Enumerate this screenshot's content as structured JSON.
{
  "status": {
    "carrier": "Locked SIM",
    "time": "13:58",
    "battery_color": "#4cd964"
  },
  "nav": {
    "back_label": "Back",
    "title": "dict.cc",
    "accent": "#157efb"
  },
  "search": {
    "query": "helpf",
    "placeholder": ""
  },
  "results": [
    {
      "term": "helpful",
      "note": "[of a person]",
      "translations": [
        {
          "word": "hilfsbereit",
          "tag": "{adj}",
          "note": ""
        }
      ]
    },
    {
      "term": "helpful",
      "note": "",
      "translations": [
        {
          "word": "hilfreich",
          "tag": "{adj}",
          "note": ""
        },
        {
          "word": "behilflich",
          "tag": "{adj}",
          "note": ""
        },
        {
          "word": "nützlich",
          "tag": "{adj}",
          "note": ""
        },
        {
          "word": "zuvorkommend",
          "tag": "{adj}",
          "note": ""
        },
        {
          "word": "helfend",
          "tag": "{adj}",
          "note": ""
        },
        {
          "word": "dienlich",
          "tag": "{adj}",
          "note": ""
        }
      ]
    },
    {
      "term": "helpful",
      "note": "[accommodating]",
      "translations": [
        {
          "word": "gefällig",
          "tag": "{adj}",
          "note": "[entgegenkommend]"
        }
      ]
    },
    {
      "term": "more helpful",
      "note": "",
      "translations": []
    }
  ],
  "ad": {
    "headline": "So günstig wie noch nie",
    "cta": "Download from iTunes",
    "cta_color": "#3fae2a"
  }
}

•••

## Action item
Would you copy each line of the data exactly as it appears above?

## Answer to this exercise
Enumerate this screenshot's content as structured JSON.
{
  "status": {
    "carrier": "Locked SIM",
    "time": "13:58",
    "battery_color": "#4cd964"
  },
  "nav": {
    "back_label": "Back",
    "title": "dict.cc",
    "accent": "#157efb"
  },
  "search": {
    "query": "helpf",
    "placeholder": ""
  },
  "results": [
    {
      "term": "helpful",
      "note": "[of a person]",
      "translations": [
        {
          "word": "hilfsbereit",
          "tag": "{adj}",
          "note": ""
        }
      ]
    },
    {
      "term": "helpful",
      "note": "",
      "translations": [
        {
          "word": "hilfreich",
          "tag": "{adj}",
          "note": ""
        },
        {
          "word": "behilflich",
          "tag": "{adj}",
          "note": ""
        },
        {
          "word": "nützlich",
          "tag": "{adj}",
          "note": ""
        },
        {
          "word": "zuvorkommend",
          "tag": "{adj}",
          "note": ""
        },
        {
          "word": "helfend",
          "tag": "{adj}",
          "note": ""
        },
        {
          "word": "dienlich",
          "tag": "{adj}",
          "note": ""
        }
      ]
    },
    {
      "term": "helpful",
      "note": "[accommodating]",
      "translations": [
        {
          "word": "gefällig",
          "tag": "{adj}",
          "note": "[entgegenkommend]"
        }
      ]
    },
    {
      "term": "more helpful",
      "note": "",
      "translations": []
    }
  ],
  "ad": {
    "headline": "So günstig wie noch nie",
    "cta": "Download from iTunes",
    "cta_color": "#3fae2a"
  }
}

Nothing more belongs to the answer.